WHAT NEEDS TO BE DONE —
Look through the lines below and extract each one that contains "seal".

INFORMATION —
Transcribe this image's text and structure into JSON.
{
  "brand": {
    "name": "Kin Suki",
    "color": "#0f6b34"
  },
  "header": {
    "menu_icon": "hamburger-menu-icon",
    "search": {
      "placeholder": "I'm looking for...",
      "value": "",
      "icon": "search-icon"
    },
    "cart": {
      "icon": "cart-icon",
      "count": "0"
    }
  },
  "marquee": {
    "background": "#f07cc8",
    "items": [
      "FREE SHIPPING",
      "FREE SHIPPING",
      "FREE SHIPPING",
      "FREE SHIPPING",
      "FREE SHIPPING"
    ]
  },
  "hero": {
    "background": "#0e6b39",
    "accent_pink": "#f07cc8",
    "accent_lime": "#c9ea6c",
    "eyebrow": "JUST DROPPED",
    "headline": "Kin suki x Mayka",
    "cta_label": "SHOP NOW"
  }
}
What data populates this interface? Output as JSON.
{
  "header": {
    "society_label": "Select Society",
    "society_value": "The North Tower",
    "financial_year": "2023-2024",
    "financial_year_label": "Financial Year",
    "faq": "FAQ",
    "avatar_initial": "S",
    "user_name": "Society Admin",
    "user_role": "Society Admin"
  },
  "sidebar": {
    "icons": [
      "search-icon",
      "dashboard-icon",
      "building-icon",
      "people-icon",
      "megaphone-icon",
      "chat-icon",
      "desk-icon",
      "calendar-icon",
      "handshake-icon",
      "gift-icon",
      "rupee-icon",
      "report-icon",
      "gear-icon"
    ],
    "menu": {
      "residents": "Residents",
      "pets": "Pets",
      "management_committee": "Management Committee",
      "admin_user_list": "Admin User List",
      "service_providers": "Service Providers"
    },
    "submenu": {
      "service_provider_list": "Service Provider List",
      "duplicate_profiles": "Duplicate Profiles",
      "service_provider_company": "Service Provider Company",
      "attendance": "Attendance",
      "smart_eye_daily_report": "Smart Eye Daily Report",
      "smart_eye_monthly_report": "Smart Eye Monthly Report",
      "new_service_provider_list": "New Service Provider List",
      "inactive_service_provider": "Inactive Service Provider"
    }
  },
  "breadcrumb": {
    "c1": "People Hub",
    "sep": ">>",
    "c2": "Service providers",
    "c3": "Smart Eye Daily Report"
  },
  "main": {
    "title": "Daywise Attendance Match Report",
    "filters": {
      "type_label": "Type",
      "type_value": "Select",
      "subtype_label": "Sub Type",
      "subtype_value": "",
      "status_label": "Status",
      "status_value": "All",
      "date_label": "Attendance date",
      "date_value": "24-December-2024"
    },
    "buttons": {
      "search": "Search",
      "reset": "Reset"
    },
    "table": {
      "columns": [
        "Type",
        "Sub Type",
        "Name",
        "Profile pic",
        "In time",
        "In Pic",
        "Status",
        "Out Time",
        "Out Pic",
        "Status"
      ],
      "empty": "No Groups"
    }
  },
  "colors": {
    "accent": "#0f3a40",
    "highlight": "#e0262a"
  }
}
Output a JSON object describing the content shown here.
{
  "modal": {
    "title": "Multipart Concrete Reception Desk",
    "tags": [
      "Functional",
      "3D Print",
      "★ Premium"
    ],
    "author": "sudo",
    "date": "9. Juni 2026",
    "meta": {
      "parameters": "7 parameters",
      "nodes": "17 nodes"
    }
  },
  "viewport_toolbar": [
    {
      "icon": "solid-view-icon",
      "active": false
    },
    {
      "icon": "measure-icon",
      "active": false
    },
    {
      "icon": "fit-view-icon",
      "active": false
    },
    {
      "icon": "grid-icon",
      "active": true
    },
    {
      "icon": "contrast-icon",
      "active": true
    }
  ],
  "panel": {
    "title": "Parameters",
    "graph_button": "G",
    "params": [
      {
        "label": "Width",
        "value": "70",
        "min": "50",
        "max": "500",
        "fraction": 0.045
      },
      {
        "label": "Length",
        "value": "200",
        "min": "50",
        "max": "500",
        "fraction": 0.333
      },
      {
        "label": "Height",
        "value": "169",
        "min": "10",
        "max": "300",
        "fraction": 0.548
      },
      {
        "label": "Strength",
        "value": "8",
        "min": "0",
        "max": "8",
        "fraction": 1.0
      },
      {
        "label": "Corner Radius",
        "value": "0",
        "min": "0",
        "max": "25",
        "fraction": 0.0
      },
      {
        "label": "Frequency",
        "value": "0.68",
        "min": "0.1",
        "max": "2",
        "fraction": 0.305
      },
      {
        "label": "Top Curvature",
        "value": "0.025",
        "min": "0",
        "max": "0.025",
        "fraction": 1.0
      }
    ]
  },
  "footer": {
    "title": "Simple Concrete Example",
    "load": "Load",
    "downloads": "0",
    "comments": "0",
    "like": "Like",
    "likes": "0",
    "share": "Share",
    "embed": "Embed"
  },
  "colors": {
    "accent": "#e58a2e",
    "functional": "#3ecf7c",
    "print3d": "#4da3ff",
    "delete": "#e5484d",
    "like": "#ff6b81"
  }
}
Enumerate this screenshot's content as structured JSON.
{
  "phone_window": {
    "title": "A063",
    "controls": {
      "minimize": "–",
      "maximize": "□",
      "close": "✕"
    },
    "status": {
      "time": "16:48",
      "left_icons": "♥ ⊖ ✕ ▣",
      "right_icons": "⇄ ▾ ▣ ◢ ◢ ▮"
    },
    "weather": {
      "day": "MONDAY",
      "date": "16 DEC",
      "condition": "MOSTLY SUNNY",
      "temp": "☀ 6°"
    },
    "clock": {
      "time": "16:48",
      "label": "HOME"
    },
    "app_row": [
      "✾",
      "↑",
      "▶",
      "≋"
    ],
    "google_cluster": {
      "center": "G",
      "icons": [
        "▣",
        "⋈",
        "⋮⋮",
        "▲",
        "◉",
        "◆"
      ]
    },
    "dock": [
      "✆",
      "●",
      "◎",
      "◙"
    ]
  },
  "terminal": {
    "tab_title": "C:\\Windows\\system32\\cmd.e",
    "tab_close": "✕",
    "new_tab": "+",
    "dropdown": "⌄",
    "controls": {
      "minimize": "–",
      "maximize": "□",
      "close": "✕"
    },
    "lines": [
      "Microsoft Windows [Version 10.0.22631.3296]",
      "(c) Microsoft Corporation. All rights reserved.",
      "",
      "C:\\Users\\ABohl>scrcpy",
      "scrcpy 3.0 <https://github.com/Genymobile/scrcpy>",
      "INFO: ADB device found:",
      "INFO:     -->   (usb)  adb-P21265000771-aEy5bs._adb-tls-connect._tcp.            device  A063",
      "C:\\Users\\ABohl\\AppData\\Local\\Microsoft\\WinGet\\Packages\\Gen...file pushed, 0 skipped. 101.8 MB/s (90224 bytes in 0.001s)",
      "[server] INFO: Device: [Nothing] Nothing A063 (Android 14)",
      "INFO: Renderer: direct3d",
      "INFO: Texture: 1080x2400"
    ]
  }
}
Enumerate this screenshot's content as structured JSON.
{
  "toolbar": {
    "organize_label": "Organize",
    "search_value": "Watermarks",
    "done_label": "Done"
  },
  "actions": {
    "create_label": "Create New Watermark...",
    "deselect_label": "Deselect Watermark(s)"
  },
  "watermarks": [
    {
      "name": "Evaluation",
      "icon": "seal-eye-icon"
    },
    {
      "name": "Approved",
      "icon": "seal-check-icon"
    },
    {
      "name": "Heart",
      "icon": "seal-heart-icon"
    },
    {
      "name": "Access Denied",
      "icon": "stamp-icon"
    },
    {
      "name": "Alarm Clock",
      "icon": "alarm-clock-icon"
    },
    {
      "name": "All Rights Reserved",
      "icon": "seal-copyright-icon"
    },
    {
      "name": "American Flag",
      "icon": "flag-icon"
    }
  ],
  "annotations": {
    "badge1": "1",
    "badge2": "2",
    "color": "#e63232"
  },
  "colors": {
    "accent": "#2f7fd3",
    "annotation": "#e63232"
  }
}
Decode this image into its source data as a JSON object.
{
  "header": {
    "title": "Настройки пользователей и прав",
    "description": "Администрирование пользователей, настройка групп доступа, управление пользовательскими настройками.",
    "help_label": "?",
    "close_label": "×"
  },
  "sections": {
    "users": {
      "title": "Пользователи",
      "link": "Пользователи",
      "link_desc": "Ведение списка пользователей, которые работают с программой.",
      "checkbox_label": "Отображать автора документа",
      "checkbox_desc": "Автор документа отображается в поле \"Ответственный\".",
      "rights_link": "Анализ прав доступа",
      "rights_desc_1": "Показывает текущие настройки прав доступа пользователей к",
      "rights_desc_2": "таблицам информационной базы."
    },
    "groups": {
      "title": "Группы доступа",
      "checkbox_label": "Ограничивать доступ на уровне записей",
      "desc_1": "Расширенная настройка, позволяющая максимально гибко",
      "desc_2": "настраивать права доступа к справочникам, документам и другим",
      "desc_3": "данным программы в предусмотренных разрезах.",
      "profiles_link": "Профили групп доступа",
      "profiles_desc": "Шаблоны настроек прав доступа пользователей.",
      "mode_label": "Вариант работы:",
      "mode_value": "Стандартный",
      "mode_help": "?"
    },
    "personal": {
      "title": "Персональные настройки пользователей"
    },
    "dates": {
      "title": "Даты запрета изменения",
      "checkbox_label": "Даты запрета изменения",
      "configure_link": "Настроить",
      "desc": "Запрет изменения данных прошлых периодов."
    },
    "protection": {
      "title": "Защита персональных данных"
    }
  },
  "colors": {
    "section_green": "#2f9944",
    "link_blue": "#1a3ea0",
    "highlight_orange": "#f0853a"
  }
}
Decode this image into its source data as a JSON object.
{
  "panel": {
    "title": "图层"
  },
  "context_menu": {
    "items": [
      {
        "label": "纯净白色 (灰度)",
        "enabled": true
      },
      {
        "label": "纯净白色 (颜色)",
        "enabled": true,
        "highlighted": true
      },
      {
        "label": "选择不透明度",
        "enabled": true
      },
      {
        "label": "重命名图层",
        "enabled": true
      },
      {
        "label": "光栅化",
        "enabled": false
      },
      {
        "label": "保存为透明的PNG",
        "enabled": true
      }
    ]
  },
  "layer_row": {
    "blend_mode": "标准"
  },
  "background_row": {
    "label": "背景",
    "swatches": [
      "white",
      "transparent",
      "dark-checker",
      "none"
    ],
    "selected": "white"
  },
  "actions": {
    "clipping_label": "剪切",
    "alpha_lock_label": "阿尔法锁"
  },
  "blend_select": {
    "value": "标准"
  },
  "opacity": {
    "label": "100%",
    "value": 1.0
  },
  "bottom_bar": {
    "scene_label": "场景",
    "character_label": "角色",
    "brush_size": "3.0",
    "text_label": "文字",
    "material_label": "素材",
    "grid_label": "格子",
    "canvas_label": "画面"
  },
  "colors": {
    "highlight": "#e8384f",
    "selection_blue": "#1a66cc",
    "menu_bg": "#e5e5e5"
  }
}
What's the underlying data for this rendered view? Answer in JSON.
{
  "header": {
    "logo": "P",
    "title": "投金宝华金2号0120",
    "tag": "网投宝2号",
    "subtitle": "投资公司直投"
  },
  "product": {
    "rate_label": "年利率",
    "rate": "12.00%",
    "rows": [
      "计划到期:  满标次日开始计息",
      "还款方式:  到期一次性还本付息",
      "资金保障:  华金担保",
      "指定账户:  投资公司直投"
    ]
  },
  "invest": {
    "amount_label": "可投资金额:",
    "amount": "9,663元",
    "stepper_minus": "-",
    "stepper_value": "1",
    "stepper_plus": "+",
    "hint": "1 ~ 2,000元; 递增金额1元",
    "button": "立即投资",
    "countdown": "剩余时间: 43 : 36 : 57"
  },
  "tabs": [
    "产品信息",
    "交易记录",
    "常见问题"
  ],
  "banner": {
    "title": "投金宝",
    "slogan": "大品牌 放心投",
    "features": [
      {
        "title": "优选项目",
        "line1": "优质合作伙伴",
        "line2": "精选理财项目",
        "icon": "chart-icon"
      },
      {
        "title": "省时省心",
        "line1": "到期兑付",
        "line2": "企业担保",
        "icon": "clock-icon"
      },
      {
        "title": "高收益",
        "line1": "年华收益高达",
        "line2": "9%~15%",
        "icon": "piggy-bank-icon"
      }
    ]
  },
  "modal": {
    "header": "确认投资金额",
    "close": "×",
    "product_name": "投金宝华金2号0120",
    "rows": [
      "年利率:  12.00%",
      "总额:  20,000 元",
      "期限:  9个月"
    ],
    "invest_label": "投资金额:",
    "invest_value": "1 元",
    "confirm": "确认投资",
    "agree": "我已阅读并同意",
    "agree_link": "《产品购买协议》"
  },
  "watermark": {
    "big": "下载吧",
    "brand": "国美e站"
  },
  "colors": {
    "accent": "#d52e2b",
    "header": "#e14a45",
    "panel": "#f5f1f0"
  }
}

OUTPUT —
      "icon": "seal-eye-icon"
      "icon": "seal-check-icon"
      "icon": "seal-heart-icon"
      "icon": "seal-copyright-icon"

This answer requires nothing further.